_ABOUT THIS TASK_. An exact copy of the data is required. No picture may appear in it.

[Data entries]
■ ■ ■ ■

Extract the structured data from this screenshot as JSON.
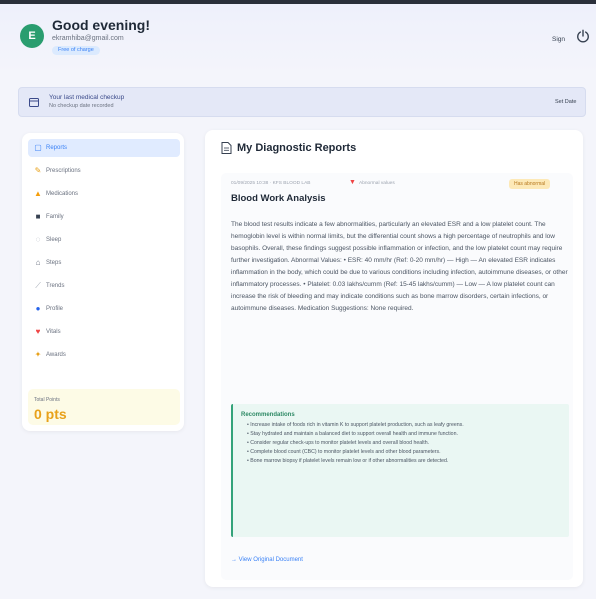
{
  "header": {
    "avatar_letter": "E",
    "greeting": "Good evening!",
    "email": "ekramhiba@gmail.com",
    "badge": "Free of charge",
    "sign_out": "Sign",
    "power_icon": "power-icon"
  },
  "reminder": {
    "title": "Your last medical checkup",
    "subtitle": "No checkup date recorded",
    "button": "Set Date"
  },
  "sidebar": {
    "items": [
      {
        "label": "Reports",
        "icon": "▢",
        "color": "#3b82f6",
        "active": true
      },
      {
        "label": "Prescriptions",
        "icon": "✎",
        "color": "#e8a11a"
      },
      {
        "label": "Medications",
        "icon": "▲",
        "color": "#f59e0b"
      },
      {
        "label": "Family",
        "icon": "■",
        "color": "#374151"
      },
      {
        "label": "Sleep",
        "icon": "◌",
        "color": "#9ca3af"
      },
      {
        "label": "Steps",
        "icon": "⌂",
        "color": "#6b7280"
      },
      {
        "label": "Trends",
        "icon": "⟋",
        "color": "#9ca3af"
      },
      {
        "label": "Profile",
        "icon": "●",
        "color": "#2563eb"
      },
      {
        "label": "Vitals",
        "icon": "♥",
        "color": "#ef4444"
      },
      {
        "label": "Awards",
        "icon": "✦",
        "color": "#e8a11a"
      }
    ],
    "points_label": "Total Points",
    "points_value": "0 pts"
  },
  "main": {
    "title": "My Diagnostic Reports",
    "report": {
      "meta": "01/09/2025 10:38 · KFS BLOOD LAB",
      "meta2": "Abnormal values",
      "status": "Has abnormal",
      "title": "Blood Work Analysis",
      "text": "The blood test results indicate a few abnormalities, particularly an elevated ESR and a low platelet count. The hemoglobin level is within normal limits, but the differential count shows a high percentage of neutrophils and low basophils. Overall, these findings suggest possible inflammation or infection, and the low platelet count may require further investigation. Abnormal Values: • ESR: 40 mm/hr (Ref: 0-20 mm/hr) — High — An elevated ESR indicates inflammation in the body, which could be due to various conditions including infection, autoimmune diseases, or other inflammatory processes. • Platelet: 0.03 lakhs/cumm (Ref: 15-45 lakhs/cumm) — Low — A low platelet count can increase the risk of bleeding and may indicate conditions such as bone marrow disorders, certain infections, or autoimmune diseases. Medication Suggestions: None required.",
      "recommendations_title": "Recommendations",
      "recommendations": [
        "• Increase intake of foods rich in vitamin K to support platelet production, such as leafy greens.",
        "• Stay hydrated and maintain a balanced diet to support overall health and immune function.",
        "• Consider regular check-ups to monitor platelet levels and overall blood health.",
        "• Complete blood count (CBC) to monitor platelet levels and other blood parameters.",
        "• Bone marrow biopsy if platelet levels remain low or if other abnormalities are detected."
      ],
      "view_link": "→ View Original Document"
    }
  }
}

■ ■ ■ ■

_YOUR RESPONSE_.
Extract the structured data from this screenshot as JSON.
{
  "header": {
    "avatar_letter": "E",
    "greeting": "Good evening!",
    "email": "ekramhiba@gmail.com",
    "badge": "Free of charge",
    "sign_out": "Sign",
    "power_icon": "power-icon"
  },
  "reminder": {
    "title": "Your last medical checkup",
    "subtitle": "No checkup date recorded",
    "button": "Set Date"
  },
  "sidebar": {
    "items": [
      {
        "label": "Reports",
        "icon": "▢",
        "color": "#3b82f6",
        "active": true
      },
      {
        "label": "Prescriptions",
        "icon": "✎",
        "color": "#e8a11a"
      },
      {
        "label": "Medications",
        "icon": "▲",
        "color": "#f59e0b"
      },
      {
        "label": "Family",
        "icon": "■",
        "color": "#374151"
      },
      {
        "label": "Sleep",
        "icon": "◌",
        "color": "#9ca3af"
      },
      {
        "label": "Steps",
        "icon": "⌂",
        "color": "#6b7280"
      },
      {
        "label": "Trends",
        "icon": "⟋",
        "color": "#9ca3af"
      },
      {
        "label": "Profile",
        "icon": "●",
        "color": "#2563eb"
      },
      {
        "label": "Vitals",
        "icon": "♥",
        "color": "#ef4444"
      },
      {
        "label": "Awards",
        "icon": "✦",
        "color": "#e8a11a"
      }
    ],
    "points_label": "Total Points",
    "points_value": "0 pts"
  },
  "main": {
    "title": "My Diagnostic Reports",
    "report": {
      "meta": "01/09/2025 10:38 · KFS BLOOD LAB",
      "meta2": "Abnormal values",
      "status": "Has abnormal",
      "title": "Blood Work Analysis",
      "text": "The blood test results indicate a few abnormalities, particularly an elevated ESR and a low platelet count. The hemoglobin level is within normal limits, but the differential count shows a high percentage of neutrophils and low basophils. Overall, these findings suggest possible inflammation or infection, and the low platelet count may require further investigation. Abnormal Values: • ESR: 40 mm/hr (Ref: 0-20 mm/hr) — High — An elevated ESR indicates inflammation in the body, which could be due to various conditions including infection, autoimmune diseases, or other inflammatory processes. • Platelet: 0.03 lakhs/cumm (Ref: 15-45 lakhs/cumm) — Low — A low platelet count can increase the risk of bleeding and may indicate conditions such as bone marrow disorders, certain infections, or autoimmune diseases. Medication Suggestions: None required.",
      "recommendations_title": "Recommendations",
      "recommendations": [
        "• Increase intake of foods rich in vitamin K to support platelet production, such as leafy greens.",
        "• Stay hydrated and maintain a balanced diet to support overall health and immune function.",
        "• Consider regular check-ups to monitor platelet levels and overall blood health.",
        "• Complete blood count (CBC) to monitor platelet levels and other blood parameters.",
        "• Bone marrow biopsy if platelet levels remain low or if other abnormalities are detected."
      ],
      "view_link": "→ View Original Document"
    }
  }
}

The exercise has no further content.